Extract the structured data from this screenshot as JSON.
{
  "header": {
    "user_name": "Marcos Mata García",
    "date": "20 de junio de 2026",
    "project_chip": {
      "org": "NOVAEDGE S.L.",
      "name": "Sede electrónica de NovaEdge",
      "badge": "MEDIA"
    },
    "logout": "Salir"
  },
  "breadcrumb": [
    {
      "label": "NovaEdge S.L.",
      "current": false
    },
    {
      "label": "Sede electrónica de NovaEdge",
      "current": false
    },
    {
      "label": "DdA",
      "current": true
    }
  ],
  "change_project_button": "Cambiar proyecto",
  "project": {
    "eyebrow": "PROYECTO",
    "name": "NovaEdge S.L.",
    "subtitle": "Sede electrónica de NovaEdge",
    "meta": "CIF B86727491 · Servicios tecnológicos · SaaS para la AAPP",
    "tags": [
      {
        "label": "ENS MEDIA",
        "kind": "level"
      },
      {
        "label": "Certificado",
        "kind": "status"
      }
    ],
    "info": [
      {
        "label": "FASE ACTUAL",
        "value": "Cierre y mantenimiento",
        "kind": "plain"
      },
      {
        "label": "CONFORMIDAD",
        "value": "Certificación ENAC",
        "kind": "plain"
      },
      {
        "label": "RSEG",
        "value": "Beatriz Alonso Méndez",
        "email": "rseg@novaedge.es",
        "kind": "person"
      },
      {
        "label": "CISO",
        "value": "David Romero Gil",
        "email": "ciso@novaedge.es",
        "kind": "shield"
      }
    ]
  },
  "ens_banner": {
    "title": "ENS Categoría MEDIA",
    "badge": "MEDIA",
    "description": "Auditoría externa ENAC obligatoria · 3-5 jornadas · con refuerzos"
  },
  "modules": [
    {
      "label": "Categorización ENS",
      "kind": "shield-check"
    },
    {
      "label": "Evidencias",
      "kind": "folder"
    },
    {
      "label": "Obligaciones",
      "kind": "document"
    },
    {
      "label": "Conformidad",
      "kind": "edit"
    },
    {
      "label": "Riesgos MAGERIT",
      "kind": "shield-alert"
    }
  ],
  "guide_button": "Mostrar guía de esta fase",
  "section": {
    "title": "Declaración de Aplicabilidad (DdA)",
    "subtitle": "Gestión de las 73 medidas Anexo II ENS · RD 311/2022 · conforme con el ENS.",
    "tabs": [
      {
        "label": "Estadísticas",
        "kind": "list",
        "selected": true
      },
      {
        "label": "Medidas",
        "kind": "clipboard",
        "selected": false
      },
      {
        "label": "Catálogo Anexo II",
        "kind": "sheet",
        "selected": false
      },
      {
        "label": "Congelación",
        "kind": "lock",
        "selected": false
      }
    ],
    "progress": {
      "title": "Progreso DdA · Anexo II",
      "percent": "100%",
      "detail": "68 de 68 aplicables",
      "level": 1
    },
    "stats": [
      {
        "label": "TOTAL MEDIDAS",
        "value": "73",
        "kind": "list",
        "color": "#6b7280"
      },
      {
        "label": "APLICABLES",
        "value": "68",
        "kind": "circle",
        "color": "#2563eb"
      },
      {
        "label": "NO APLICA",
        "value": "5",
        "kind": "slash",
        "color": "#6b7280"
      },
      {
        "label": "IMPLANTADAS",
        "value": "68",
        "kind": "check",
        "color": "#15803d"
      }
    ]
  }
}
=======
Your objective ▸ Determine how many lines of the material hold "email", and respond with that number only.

Answer space ▸ 2